by Jim Winslow
Last week I had the good fortune to represent the Kent County Democrats at the Martin Luther King Jr. celebrations at GRCC. I walked the walk, I met the GRCC Black Student Union President and College Democrats Communications Director Arielle Brown, and heard the Fisk Jubilee Singers.
Besides meeting great people and enjoying some fine music and oratory, I was reminded of Rev. Dr. Martin Luther King’s simple message: Do the right thing. Listen to your conscience and do the right thing. He didn’t ask this of us, he demanded it. He once said, “There comes a time when one must take a position that is neither safe nor politic nor popular, but he must take it because conscience tells him it is right.”
I also heard the Fisk Jubilee Singers, a renowned choral group from Fisk University in Nashville Tennessee, perform twice and both times I was transfixed by the faces of these young performers. The first night, I didn’t understand what was capturing me so. The second night I realized that in their faces were pride and honor, an absolute unity of purpose, and a confidence in their talent and trust in their comrades. Fisk University is a historically Black College created from the devastation of the Civil War, and the Jubilee Singers have been a part of that history for 150 years. In their eyes was the pride and purpose of one hundred and fifty years.
As chairperson of the Kent County Democratic Party, I was inspired by the way they combined history, talent, camaraderie and hard work to create something that enriches the lives of everyone who hears them perform. As Democrats, we have that same opportunity. Let’s take a lesson from the Jubilee Singers and use our history, talent and camaraderie to make 2014 a winning year.
We all have our best selves and our worst selves. These days there are many voices encouraging us to be our worst selves – to put me and mine over us and ours. It is easy to succumb, bit-by-bit, to disappointment and hard times and give your worst self permission to fear and distrust others.
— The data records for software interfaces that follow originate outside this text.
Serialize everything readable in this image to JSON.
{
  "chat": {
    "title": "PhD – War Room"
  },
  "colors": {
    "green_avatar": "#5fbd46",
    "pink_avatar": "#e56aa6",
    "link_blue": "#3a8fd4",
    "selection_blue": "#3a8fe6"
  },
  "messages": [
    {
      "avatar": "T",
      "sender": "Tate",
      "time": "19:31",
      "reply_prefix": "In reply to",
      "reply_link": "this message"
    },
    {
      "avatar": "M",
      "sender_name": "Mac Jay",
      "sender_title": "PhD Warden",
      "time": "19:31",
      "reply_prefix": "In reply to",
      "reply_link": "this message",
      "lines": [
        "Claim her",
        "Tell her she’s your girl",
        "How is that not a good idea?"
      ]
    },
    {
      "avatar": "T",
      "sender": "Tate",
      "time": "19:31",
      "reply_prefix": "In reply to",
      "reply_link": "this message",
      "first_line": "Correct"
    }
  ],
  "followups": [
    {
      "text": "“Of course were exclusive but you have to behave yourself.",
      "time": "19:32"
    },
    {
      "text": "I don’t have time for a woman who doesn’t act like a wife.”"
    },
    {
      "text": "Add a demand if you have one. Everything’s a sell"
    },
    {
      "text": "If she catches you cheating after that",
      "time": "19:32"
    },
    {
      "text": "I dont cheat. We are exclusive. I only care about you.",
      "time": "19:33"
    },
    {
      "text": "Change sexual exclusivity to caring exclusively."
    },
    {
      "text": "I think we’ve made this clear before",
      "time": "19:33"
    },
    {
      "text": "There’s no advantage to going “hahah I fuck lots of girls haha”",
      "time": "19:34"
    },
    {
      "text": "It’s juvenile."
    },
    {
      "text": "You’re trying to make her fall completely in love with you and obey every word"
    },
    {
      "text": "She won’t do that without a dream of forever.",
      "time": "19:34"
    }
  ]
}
As we continue to celebrate Martin Luther King’s life, we still need to be reminded not to listen to the voices telling us to back off and take care of number one. Fifty years later the fight remains. Fifty years later I need to be reminded to be my best self.